In the flesh, tunes are morphed, twisted and elongated to disorientating effect: “Uncertainty” goes full-on 2am Hacienda, while at its conclusion the harmonious “Come Save Me” sets off on an unrecognisable voyage reminiscent of the Chemical Brother’s “The Private Psychedelic Reel”. For this, a nod must go to synths man Jono Ma: while singer Gabriel Winterfield is an ebullient focal point, in lieu of a drummer Ma uses samples and programmed drums like a DJ to distort songs as far from their origins as he sees fit.

Three promising new tracks won’t have fans scratching their heads at a strange new direction: while more stern than previous, stylistically “Obi Wan” could theoretically fit on, say, Screamadelica, a record which evidently remains a Jagwar Ma touchstone. But they’ll have to go some to better the Madchester-meets-Melbourne epic “The Throw”, which revels in its expansive acid house outro, bringing the night to the perfect trippy, technicolour finale.

Register for free to continue reading

Registration is a free and easy way to support our truly independent journalism

By registering, you will also enjoy limited access to Premium articles, exclusive newsletters, commenting, and virtual events with our leading journalists
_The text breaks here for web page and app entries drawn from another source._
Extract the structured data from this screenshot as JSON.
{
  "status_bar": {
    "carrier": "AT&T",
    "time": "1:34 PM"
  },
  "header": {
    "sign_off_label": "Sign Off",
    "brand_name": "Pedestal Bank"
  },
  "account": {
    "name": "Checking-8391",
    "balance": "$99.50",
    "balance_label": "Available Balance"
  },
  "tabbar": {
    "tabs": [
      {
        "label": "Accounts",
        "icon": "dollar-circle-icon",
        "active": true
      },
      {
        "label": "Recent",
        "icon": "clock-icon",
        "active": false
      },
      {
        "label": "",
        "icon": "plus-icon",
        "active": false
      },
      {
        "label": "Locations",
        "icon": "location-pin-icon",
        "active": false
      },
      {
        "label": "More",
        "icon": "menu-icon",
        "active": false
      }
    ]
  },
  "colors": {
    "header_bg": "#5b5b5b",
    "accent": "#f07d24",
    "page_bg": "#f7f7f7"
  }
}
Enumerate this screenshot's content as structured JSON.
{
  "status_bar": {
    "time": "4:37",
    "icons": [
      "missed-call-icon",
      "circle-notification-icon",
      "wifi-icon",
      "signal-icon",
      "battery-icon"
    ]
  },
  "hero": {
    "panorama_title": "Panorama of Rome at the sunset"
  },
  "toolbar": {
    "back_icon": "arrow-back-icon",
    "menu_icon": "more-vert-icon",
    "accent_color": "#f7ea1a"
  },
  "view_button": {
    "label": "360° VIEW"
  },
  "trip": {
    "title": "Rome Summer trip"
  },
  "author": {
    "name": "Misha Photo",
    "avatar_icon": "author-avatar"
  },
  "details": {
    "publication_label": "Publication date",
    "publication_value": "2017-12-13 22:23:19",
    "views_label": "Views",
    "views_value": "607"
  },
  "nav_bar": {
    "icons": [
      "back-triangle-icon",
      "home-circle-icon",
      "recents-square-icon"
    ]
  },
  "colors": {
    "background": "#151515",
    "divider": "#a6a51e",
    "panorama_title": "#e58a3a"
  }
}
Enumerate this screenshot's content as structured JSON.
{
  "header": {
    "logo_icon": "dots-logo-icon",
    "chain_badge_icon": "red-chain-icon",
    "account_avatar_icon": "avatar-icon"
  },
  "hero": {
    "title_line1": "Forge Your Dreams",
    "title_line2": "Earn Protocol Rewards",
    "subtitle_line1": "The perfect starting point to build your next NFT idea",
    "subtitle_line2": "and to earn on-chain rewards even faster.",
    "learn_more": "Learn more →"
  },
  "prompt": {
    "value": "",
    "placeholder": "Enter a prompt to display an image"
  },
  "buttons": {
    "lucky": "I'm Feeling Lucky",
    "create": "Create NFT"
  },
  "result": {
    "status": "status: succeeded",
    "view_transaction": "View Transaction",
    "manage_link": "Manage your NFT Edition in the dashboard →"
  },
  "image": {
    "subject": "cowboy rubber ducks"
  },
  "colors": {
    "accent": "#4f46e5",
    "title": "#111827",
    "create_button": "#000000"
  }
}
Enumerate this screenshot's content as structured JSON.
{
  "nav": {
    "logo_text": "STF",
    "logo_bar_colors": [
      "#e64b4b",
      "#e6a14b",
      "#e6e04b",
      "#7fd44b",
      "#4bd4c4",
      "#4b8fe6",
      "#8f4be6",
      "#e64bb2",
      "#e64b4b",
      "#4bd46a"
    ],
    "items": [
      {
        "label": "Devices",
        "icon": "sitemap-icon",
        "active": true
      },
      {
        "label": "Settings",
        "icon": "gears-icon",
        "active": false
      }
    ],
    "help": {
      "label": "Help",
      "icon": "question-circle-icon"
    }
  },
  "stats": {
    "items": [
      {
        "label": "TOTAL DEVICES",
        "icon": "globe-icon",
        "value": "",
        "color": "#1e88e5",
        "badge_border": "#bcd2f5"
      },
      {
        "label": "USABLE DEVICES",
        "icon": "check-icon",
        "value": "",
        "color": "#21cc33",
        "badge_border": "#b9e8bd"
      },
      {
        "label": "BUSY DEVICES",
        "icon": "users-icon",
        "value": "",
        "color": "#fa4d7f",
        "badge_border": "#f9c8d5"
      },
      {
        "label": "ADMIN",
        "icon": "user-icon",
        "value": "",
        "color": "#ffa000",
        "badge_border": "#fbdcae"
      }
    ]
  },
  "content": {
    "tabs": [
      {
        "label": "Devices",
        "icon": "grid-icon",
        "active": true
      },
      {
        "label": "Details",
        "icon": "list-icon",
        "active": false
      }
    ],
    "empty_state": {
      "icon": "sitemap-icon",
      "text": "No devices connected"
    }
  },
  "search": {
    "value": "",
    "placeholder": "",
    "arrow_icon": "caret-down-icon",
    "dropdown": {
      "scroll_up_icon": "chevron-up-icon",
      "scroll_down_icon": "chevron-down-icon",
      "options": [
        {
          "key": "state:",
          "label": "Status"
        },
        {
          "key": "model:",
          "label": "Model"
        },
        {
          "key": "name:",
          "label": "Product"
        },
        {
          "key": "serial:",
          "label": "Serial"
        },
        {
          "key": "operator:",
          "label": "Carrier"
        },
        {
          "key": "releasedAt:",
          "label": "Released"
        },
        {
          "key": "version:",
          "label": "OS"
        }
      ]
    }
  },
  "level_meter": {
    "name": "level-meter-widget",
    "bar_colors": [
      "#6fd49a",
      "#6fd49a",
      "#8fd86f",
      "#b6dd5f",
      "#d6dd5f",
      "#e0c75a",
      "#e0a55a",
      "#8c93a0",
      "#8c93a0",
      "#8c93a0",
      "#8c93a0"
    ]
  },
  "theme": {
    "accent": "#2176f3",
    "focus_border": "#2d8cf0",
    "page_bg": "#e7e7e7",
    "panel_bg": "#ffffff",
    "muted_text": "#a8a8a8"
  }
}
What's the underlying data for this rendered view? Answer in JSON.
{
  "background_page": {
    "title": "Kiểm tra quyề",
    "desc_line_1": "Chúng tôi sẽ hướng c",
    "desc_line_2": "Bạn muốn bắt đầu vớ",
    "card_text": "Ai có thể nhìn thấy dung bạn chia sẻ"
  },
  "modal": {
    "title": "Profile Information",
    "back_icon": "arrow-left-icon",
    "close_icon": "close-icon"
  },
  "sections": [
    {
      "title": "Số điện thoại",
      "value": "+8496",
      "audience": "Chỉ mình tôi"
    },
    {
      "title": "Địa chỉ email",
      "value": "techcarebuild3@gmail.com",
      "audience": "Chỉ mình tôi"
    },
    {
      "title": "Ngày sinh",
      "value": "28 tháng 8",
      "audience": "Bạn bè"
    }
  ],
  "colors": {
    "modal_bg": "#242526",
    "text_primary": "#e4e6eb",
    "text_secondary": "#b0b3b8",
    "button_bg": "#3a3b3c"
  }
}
Please enter a valid email
Please enter a valid email
Must be at least 6 characters, include an upper and lower case character and a number
Must be at least 6 characters, include an upper and lower case character and a number
Must be at least 6 characters, include an upper and lower case character and a number
Please enter your first name
Special characters aren’t allowed
Please enter a name between 1 and 40 characters
Please enter your last name
Special characters aren’t allowed
Please enter a name between 1 and 40 characters
You must be over 18 years old to register
You must be over 18 years old to register
Opt-out-policy
You can opt-out at any time by signing in to your account to manage your preferences. Each email has a link to unsubscribe.

By clicking ‘Create my account’ you confirm that your data has been entered correctly and you have read and agree to our Terms of use, Cookie policy and Privacy notice.

This site is protected by reCAPTCHA and the Google Privacy policy and Terms of service apply.

Already have an account? sign in

By clicking ‘Register’ you confirm that your data has been entered correctly and you have read and agree to our Terms of use, Cookie policy and Privacy notice.

This site is protected by reCAPTCHA and the Google Privacy policy and Terms of service apply.

Register for free to continue reading

Registration is a free and easy way to support our truly independent journalism

By registering, you will also enjoy limited access to Premium articles, exclusive newsletters, commenting, and virtual events with our leading journalists

Already have an account? sign in

By clicking ‘Register’ you confirm that your data has been entered correctly and you have read and agree to our Terms of use, Cookie policy and Privacy notice.

This site is protected by reCAPTCHA and the Google Privacy policy and Terms of service apply.

Join our new commenting forum

Join thought-provoking conversations, follow other Independent readers and see their replies

Comments

Thank you for registering

Please refresh the page or navigate to another page on the site to be automatically logged inPlease refresh your browser to be logged in